Yesterday, Metro dropped a couple of very substantive posts over on the Metro Future Blog: one about post-service-change feedback from riders in West Seattle, and one regarding a proposal to tweak service on the I-90 corridor to address overcrowding; there will be a separate post on the latter. You should read the post, and the PDF report, and the ridership table in their entirety; there’s lots of great information in there. Here are my initial takeaways:
- We’re going to get printed RapidRide schedules in February. Thank heavens.
- RapidRide C & D are victims of their own success — and inadequacies. Mostly, people are complaining about crowding and unreliability, which (I think) are consequences of inadequate frequencies, inadequate or incomplete capital improvements, and pent-up demand (particularly in urban villages), for anything remotely resembling high-quality transit. Imagine how many more riders we’d have if downtown had ORCA readers.
- In all other respects, the restructure worked. In spite of the totally underwhelming delivery and reception of the C Line, ridership overall went up, and it went up the most in areas where most rationalization was done — particularly the California/Fauntleroy corridor, where an indecipherable tangle of routes (54, 54X, 22, 116) have now become C and the 116.
- Bellyaching… Public reaction, in this survey and in online forums, has been almost uniformly negative; and online (away from this blog), often included thundering denunciations which asserted gross incompetence or malfeasance on the part of Metro, accompanied by cast-iron predictions that ridership had cratered. Turns out, these people didn’t know what they were talking about, and judging by the comments on the Metro Future Blog, they still don’t… but they won’t let that stop them from sounding off!
- …and the tyranny of the status quo. Sadly, these people get to vote, and to deluge their Council Members with complaints; and this is why we’re not going to get any changes whatsoever with the introduction of RapidRide E, and why virtually no changes were made in Magnolia or Queen Anne, even though there’s no good reason we couldn’t achieve similarly higher ridership and improved mobility in those neighborhoods.
- Please no more half-baked RapidRide launches.

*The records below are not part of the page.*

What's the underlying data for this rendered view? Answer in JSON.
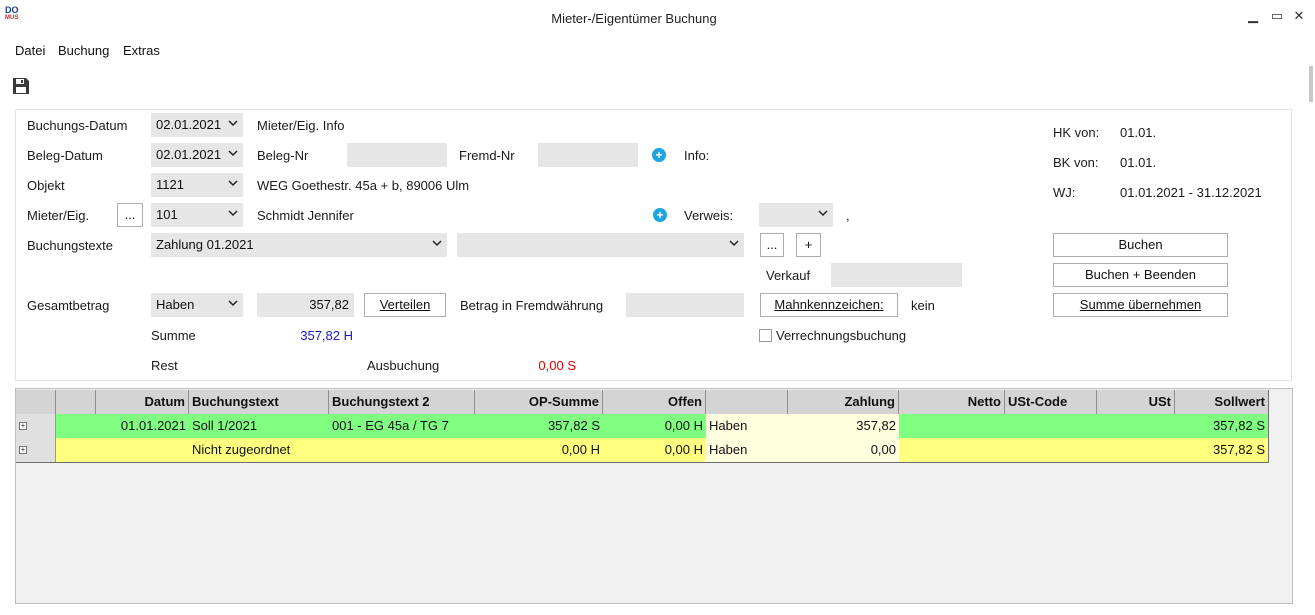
{
  "window": {
    "title": "Mieter-/Eigentümer Buchung",
    "logo_top": "DO",
    "logo_bottom": "MUS",
    "minimize": "▁",
    "maximize": "▭",
    "close": "✕"
  },
  "menu": {
    "datei": "Datei",
    "buchung": "Buchung",
    "extras": "Extras"
  },
  "form": {
    "buchungs_datum_label": "Buchungs-Datum",
    "buchungs_datum_value": "02.01.2021",
    "mieter_info_label": "Mieter/Eig. Info",
    "beleg_datum_label": "Beleg-Datum",
    "beleg_datum_value": "02.01.2021",
    "beleg_nr_label": "Beleg-Nr",
    "fremd_nr_label": "Fremd-Nr",
    "info_label": "Info:",
    "objekt_label": "Objekt",
    "objekt_value": "1121",
    "objekt_name": "WEG Goethestr. 45a + b, 89006 Ulm",
    "mieter_label": "Mieter/Eig.",
    "mieter_dots": "...",
    "mieter_value": "101",
    "mieter_name": "Schmidt Jennifer",
    "verweis_label": "Verweis:",
    "verweis_comma": ",",
    "buchungstexte_label": "Buchungstexte",
    "buchungstext1_value": "Zahlung 01.2021",
    "buchungstext2_value": "",
    "dots_button": "...",
    "plus_button": "+",
    "verkauf_label": "Verkauf",
    "gesamtbetrag_label": "Gesamtbetrag",
    "soll_haben_value": "Haben",
    "betrag_value": "357,82",
    "verteilen_button": "Verteilen",
    "fremdwaehrung_label": "Betrag in Fremdwährung",
    "mahnkennzeichen_button": "Mahnkennzeichen:",
    "mahnkennzeichen_value": "kein",
    "summe_label": "Summe",
    "summe_value": "357,82 H",
    "verrechnung_label": "Verrechnungsbuchung",
    "rest_label": "Rest",
    "ausbuchung_label": "Ausbuchung",
    "ausbuchung_value": "0,00 S"
  },
  "info_panel": {
    "hk_label": "HK von:",
    "hk_value": "01.01.",
    "bk_label": "BK von:",
    "bk_value": "01.01.",
    "wj_label": "WJ:",
    "wj_value": "01.01.2021 - 31.12.2021"
  },
  "actions": {
    "buchen": "Buchen",
    "buchen_beenden": "Buchen + Beenden",
    "summe_uebernehmen": "Summe übernehmen"
  },
  "grid": {
    "headers": [
      "Datum",
      "Buchungstext",
      "Buchungstext 2",
      "OP-Summe",
      "Offen",
      "",
      "Zahlung",
      "Netto",
      "USt-Code",
      "USt",
      "Sollwert"
    ],
    "rows": [
      {
        "datum": "01.01.2021",
        "text": "Soll 1/2021",
        "text2": "001 - EG  45a / TG 7",
        "op": "357,82 S",
        "offen": "0,00 H",
        "sh": "Haben",
        "zahlung": "357,82",
        "netto": "",
        "ustcode": "",
        "ust": "",
        "soll": "357,82 S"
      },
      {
        "datum": "",
        "text": "Nicht zugeordnet",
        "text2": "",
        "op": "0,00 H",
        "offen": "0,00 H",
        "sh": "Haben",
        "zahlung": "0,00",
        "netto": "",
        "ustcode": "",
        "ust": "",
        "soll": "357,82 S"
      }
    ]
  },
  "colors": {
    "row_green": "#80ff80",
    "row_yellow": "#ffff80",
    "input_cell": "#ffffe0",
    "summe_blue": "#1a1acc",
    "red": "#e00000",
    "accent": "#1ea4e0"
  }
}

Don’t launch the E Line ’til it’s good and ready.
Thanks to Metro for collecting and publishing all this information in such an accessible and readable form.